“It takes a village: the courage to act.” Motto of Black Faculty and Staff Association.
Thanks to a community notice posted by 14th District Councilwoman, Mary Pat Clarke, I was able to cover a rally held on the late afternoon of June 18th. It was convened at Charles & 33rd Street, on the west side of the intersection.
The demonstration, which started at 5 p.m, under a hot sun, had a dual purpose: remembering the holiday of “Juneteenth,” and supporting the cause of “Black Lives Matter.” I would estimate that close to a hundred, very vocal activists participated.
Sponsoring the lively event was the “Black Faculty and Staff Association” (BFSA). Membership, according to its brochure, “is open to all faculty and staff (full or p/t) employed at Johns Hopkins or Hopkins affiliations.” The group is now twenty-five years old.
(Historical Note) The Juneteenth holiday commemorates the end of the crime of Black slavery on June 19, 1865, in Texas. This is the date when African-Americans were freed more than two years after President Abraham Lincoln signed the Emancipation Proclamation.
In order to fully implement Lincoln’s decree, it was necessary for a Union Army General, Gordon Granger, with a large presence of his troops, to read the federal order in the city of Galveston, Texas. By the 21st century, Juneteenth is now celebrated across the country. (1)
Getting back to the demonstration, I talked with Ms. Lorraine Smith at the rally. She is the spokesperson for the BFSA.
Ms. Smith said the “Juneteenth” holiday is very special to her organization because it marks, “Black Independence Day.” She continued: “Black people weren’t freed on July 4, 1776. We weren’t freed until June 19, 1865.” She added, “We want changes. We want management (at JHU) to listen to us. And, we are ready for some big changes.”
Meanwhile, at the same time as the BFSA rally, in downtown, Baltimore, Everyman Theatre was extending a hand of friendship to all activists participating in this weekend’s Juneteenth celebrations. It requested demonstrators to “stop by for a safe and welcoming respite.” This might include a “bathroom break, a cold drink of water, a phone recharge, or just to say hello.” They also had “sign-making supplies available to help create messages of support” for posting purposes.
At Urban Reads Bookstore, at 3008 Greenmount Avenue, a Juneteenth Celebration was also being held with a starting time, on June 18th, of 5 p.m. Besides music and food, that event was lucky to secure the Democratic Party’s Mayoralty nominee, Brandon Scott, as its “special guest.”
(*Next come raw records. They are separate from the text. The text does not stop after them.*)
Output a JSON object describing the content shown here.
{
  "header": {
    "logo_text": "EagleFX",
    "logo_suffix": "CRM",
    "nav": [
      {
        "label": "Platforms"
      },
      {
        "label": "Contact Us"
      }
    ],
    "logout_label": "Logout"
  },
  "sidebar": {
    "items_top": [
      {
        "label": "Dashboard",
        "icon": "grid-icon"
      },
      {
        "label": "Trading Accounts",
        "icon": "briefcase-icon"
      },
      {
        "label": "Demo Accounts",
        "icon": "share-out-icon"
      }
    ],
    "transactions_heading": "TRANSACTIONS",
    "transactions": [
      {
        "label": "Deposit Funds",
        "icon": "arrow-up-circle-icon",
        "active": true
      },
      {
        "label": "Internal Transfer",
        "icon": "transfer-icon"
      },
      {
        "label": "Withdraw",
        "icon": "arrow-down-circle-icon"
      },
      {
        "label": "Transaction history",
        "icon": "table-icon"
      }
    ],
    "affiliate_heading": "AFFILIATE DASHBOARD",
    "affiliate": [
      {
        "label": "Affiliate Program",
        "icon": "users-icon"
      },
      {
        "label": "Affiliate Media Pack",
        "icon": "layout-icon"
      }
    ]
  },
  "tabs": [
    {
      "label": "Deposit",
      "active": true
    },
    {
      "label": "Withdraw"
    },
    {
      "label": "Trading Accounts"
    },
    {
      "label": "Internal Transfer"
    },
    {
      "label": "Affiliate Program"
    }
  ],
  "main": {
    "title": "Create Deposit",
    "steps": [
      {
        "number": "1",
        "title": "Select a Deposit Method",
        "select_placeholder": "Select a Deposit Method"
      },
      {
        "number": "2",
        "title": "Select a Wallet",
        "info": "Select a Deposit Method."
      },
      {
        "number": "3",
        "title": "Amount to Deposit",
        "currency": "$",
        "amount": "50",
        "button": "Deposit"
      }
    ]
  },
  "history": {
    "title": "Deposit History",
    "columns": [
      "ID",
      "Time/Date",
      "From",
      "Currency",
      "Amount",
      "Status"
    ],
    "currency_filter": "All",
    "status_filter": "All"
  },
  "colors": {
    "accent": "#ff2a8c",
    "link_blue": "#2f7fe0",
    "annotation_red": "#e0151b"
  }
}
It’s worth noting that on June 7th, in Hampden, a neighborhood very close to this site, another BLM rally was also held. The host for that demonstration was “The Church of the Avenue.”
Finally, with respect to the above demonstration, the BFSA is advocating for, inter alia, the “employment of a more representative number of Black faculty members and staff at Johns Hopkins University.” To learn more about its progressive agenda, check out: http://bfsa.jhu.edu.
All Photos ©Bill Hughes, 2020
Bill Hughes is an attorney, author, actor and photographer. His latest book is “Byline Baltimore.” It can be found at: https://www.amazon.com/William-Hughes/e/B00N7MGPXO/ref=dp_byline_cont_book_1